## WHAT YOU NEED TO DO
In the records that follow, find each line containing "thumb" and copy it.

## SOURCE DATA

------------------------------------------------------------

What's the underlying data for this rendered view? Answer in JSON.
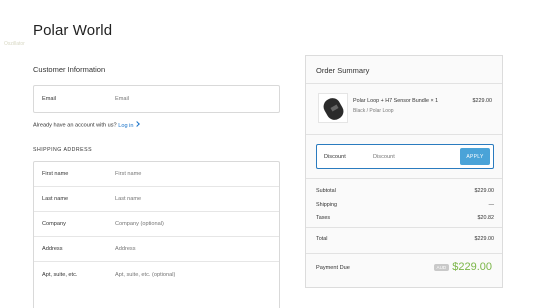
{
  "store": {
    "title": "Polar World",
    "watermark": "Oszillator"
  },
  "customer": {
    "section_title": "Customer Information",
    "email_label": "Email",
    "email_placeholder": "Email",
    "login_prompt": "Already have an account with us?",
    "login_link": "Log in"
  },
  "shipping": {
    "heading": "SHIPPING ADDRESS",
    "fields": [
      {
        "label": "First name",
        "placeholder": "First name"
      },
      {
        "label": "Last name",
        "placeholder": "Last name"
      },
      {
        "label": "Company",
        "placeholder": "Company (optional)"
      },
      {
        "label": "Address",
        "placeholder": "Address"
      },
      {
        "label": "Apt, suite, etc.",
        "placeholder": "Apt, suite, etc. (optional)"
      }
    ]
  },
  "summary": {
    "title": "Order Summary",
    "product": {
      "name": "Polar Loop + H7 Sensor Bundle",
      "qty": "× 1",
      "variant": "Black / Polar Loop",
      "price": "$229.00"
    },
    "discount": {
      "label": "Discount",
      "placeholder": "Discount",
      "button": "APPLY"
    },
    "lines": {
      "subtotal_label": "Subtotal",
      "subtotal_value": "$229.00",
      "shipping_label": "Shipping",
      "shipping_value": "—",
      "taxes_label": "Taxes",
      "taxes_value": "$20.82",
      "total_label": "Total",
      "total_value": "$229.00"
    },
    "due": {
      "label": "Payment Due",
      "currency": "AUD",
      "amount": "$229.00"
    }
  },
  "colors": {
    "accent": "#2a7bbf",
    "button": "#4aa3d8",
    "due": "#7ab547",
    "link": "#1a73c9"
  }
}
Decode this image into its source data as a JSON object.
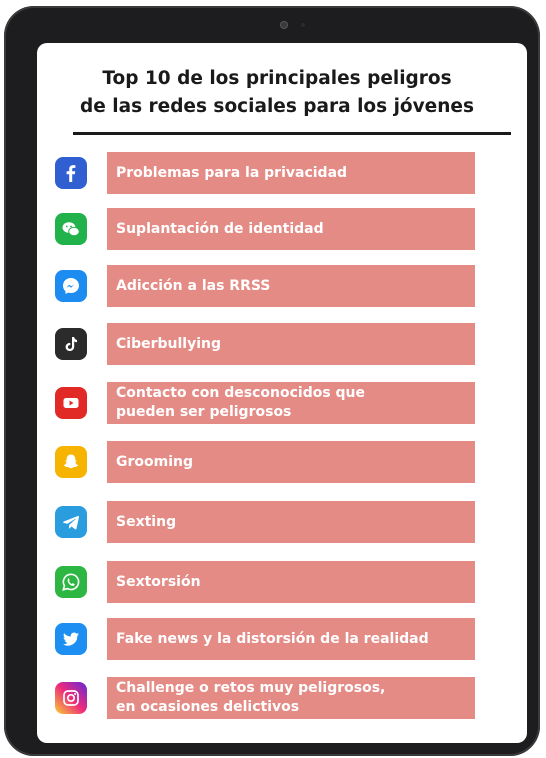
{
  "title": {
    "line1": "Top 10 de los principales peligros",
    "line2": "de las redes sociales para los jóvenes"
  },
  "items": [
    {
      "icon": "facebook-icon",
      "color": "#2f5fd0",
      "line1": "Problemas para la privacidad",
      "line2": ""
    },
    {
      "icon": "wechat-icon",
      "color": "#22b24c",
      "line1": "Suplantación de identidad",
      "line2": ""
    },
    {
      "icon": "messenger-icon",
      "color": "#1d8cf0",
      "line1": "Adicción a las RRSS",
      "line2": ""
    },
    {
      "icon": "tiktok-icon",
      "color": "#2b2b2b",
      "line1": "Ciberbullying",
      "line2": ""
    },
    {
      "icon": "youtube-icon",
      "color": "#e12a26",
      "line1": "Contacto con desconocidos que",
      "line2": "pueden ser peligrosos"
    },
    {
      "icon": "snapchat-icon",
      "color": "#f6b300",
      "line1": "Grooming",
      "line2": ""
    },
    {
      "icon": "telegram-icon",
      "color": "#2a9ddf",
      "line1": "Sexting",
      "line2": ""
    },
    {
      "icon": "whatsapp-icon",
      "color": "#2db742",
      "line1": "Sextorsión",
      "line2": ""
    },
    {
      "icon": "twitter-icon",
      "color": "#1d8ff2",
      "line1": "Fake news y la distorsión de la realidad",
      "line2": ""
    },
    {
      "icon": "instagram-icon",
      "color": "#c13584",
      "line1": "Challenge o retos muy peligrosos,",
      "line2": "en ocasiones delictivos"
    }
  ],
  "colors": {
    "bar": "#e58b86",
    "bar_text": "#ffffff",
    "tablet": "#1d1d1f"
  }
}
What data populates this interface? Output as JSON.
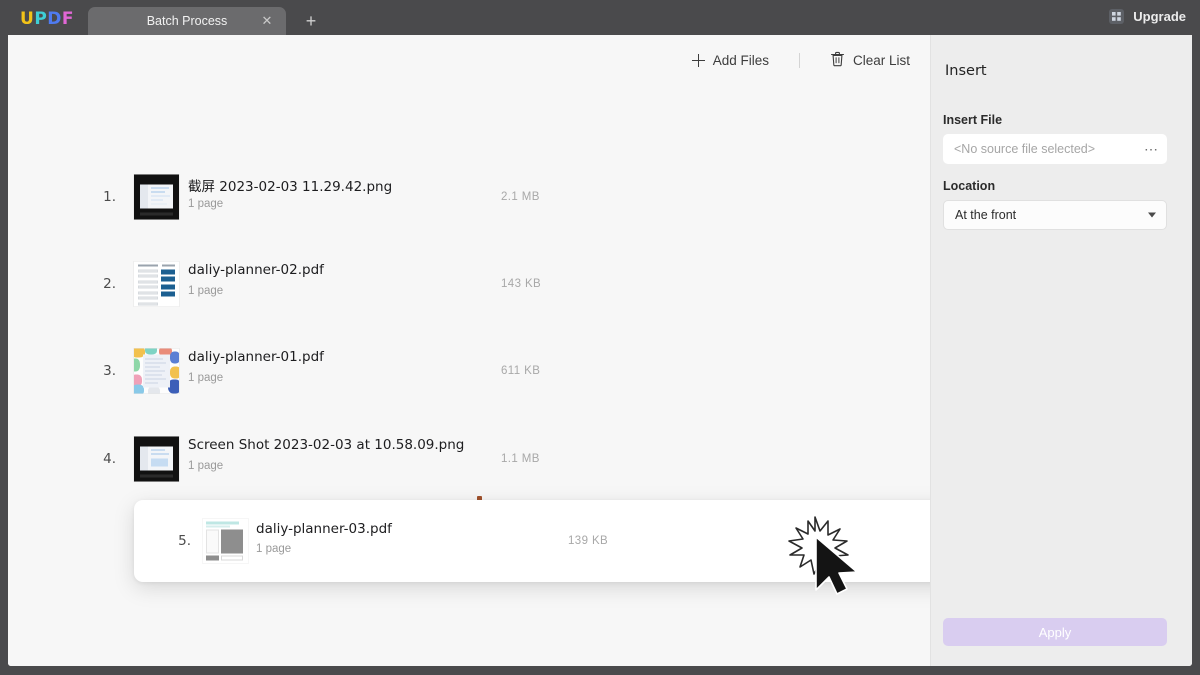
{
  "window": {
    "brand": "UPDF",
    "brand_letters": [
      {
        "ch": "U",
        "color": "#f3c318"
      },
      {
        "ch": "P",
        "color": "#3ecfd6"
      },
      {
        "ch": "D",
        "color": "#4f7bf0"
      },
      {
        "ch": "F",
        "color": "#e167d6"
      }
    ],
    "tab_label": "Batch Process",
    "tab_close_icon": "close-icon",
    "new_tab_icon": "plus-icon",
    "upgrade_label": "Upgrade",
    "upgrade_icon": "diamond-icon"
  },
  "toolbar": {
    "add_files_label": "Add Files",
    "add_files_icon": "plus-icon",
    "clear_list_label": "Clear List",
    "clear_list_icon": "trash-icon"
  },
  "file_list": {
    "items": [
      {
        "index": "1.",
        "name": "截屏 2023-02-03 11.29.42.png",
        "pages": "1 page",
        "size": "2.1 MB",
        "thumb": "dark-screenshot"
      },
      {
        "index": "2.",
        "name": "daliy-planner-02.pdf",
        "pages": "1 page",
        "size": "143 KB",
        "thumb": "blue-planner"
      },
      {
        "index": "3.",
        "name": "daliy-planner-01.pdf",
        "pages": "1 page",
        "size": "611 KB",
        "thumb": "colorful-planner"
      },
      {
        "index": "4.",
        "name": "Screen Shot 2023-02-03 at 10.58.09.png",
        "pages": "1 page",
        "size": "1.1 MB",
        "thumb": "dark-screenshot"
      }
    ],
    "dragged_item": {
      "index": "5.",
      "name": "daliy-planner-03.pdf",
      "pages": "1 page",
      "size": "139 KB",
      "thumb": "gray-planner"
    }
  },
  "right_panel": {
    "title": "Insert",
    "insert_file_label": "Insert File",
    "insert_file_value": "<No source file selected>",
    "insert_file_browse_icon": "ellipsis-icon",
    "location_label": "Location",
    "location_value": "At the front",
    "location_caret_icon": "chevron-down-icon",
    "apply_label": "Apply"
  },
  "colors": {
    "titlebar": "#4a4a4c",
    "tab_active": "#6b6b6d",
    "content_bg": "#f7f7f7",
    "panel_bg": "#ededed",
    "apply_disabled": "#d9cdf0",
    "drop_marker": "#a0522d"
  },
  "cursor": {
    "icon": "arrow-cursor-with-click-burst"
  }
}
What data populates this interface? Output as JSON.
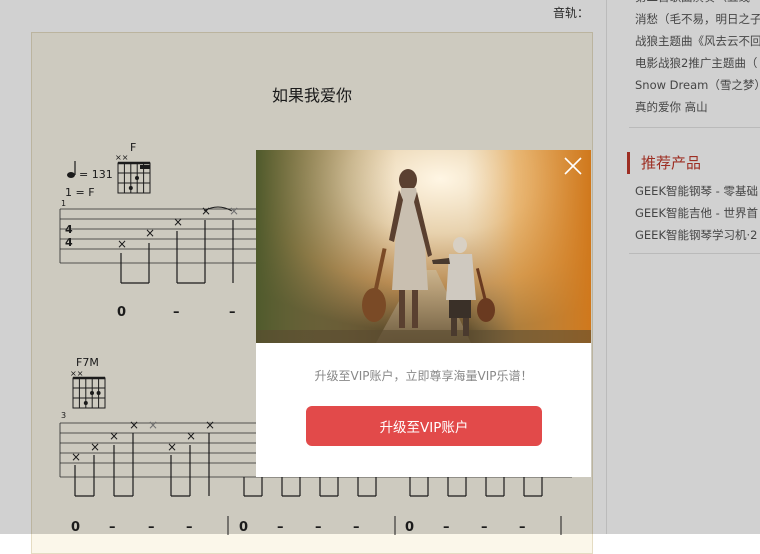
{
  "header": {
    "track_label": "音轨："
  },
  "sheet": {
    "title": "如果我爱你",
    "tempo": "= 131",
    "key": "1 = F",
    "time_sig_top": "4",
    "time_sig_bottom": "4",
    "chords": [
      "F",
      "F7M"
    ],
    "measure_numbers": [
      "1",
      "3"
    ],
    "row1_rhythm": [
      "0",
      "–",
      "–"
    ],
    "row2_rhythm": [
      "0",
      "–",
      "–",
      "–",
      "0",
      "–",
      "–",
      "–",
      "0",
      "–",
      "–",
      "–"
    ],
    "string_mark": "×"
  },
  "sidebar": {
    "top_items": [
      "第二首歌曲演奏（五线",
      "消愁（毛不易，明日之子",
      "战狼主题曲《风去云不回",
      "电影战狼2推广主题曲（",
      "Snow Dream（雪之梦）",
      "真的爱你 高山"
    ],
    "recommend_title": "推荐产品",
    "recommend_items": [
      "GEEK智能钢琴 - 零基础",
      "GEEK智能吉他 - 世界首",
      "GEEK智能钢琴学习机·2"
    ]
  },
  "modal": {
    "photo_icon": "mother-child-guitar-photo",
    "close_icon": "close-icon",
    "promo_text": "升级至VIP账户，立即尊享海量VIP乐谱！",
    "cta_label": "升级至VIP账户"
  },
  "colors": {
    "accent": "#e24a4a",
    "sidebar_accent": "#c0392b",
    "sheet_bg": "#fbf7ea"
  }
}
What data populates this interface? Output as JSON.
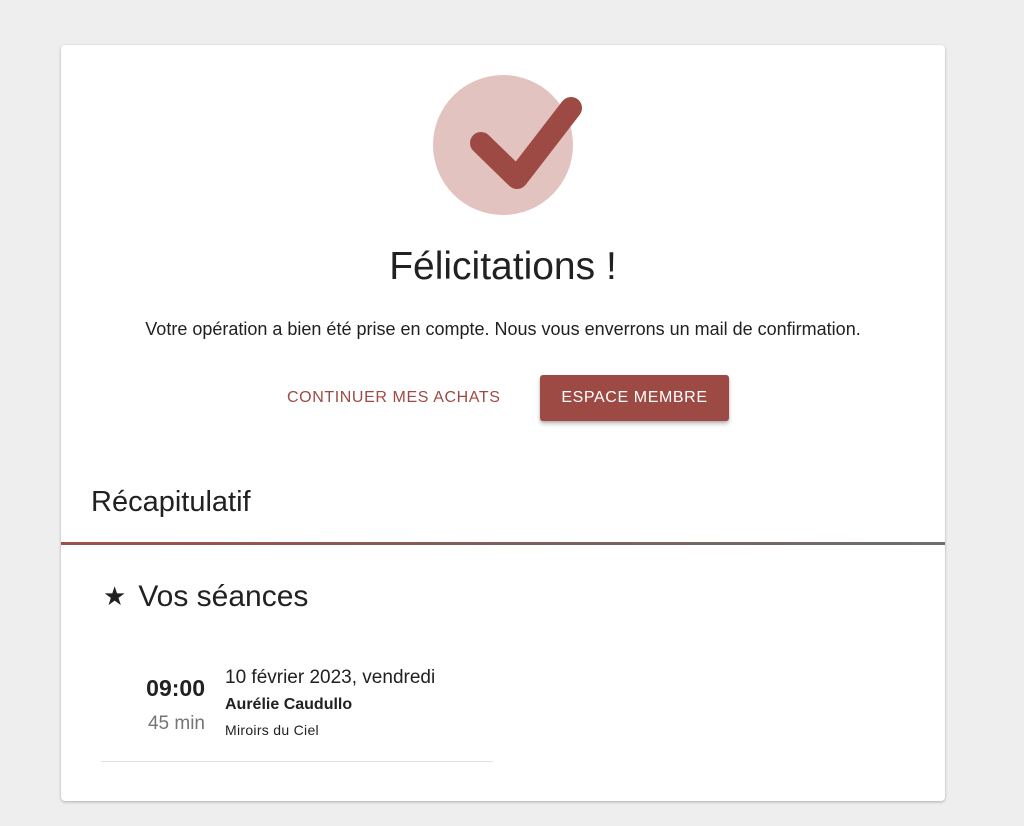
{
  "confirmation": {
    "icon": "check-icon",
    "title": "Félicitations !",
    "message": "Votre opération a bien été prise en compte. Nous vous enverrons un mail de confirmation."
  },
  "actions": {
    "continue_label": "CONTINUER MES ACHATS",
    "member_label": "ESPACE MEMBRE"
  },
  "summary": {
    "title": "Récapitulatif",
    "sessions_icon": "star-icon",
    "sessions_title": "Vos séances",
    "sessions": [
      {
        "time": "09:00",
        "duration": "45 min",
        "date": "10 février 2023, vendredi",
        "person": "Aurélie Caudullo",
        "place": "Miroirs du Ciel"
      }
    ]
  },
  "colors": {
    "accent": "#9e4a44",
    "check_circle": "#e2c3bf",
    "background": "#eeeeee",
    "card": "#ffffff"
  }
}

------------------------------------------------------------

## REPLY TO THE EXERCISE
        "thumb": "dark-screenshot"
        "thumb": "blue-planner"
        "thumb": "colorful-planner"
        "thumb": "dark-screenshot"
      "thumb": "gray-planner"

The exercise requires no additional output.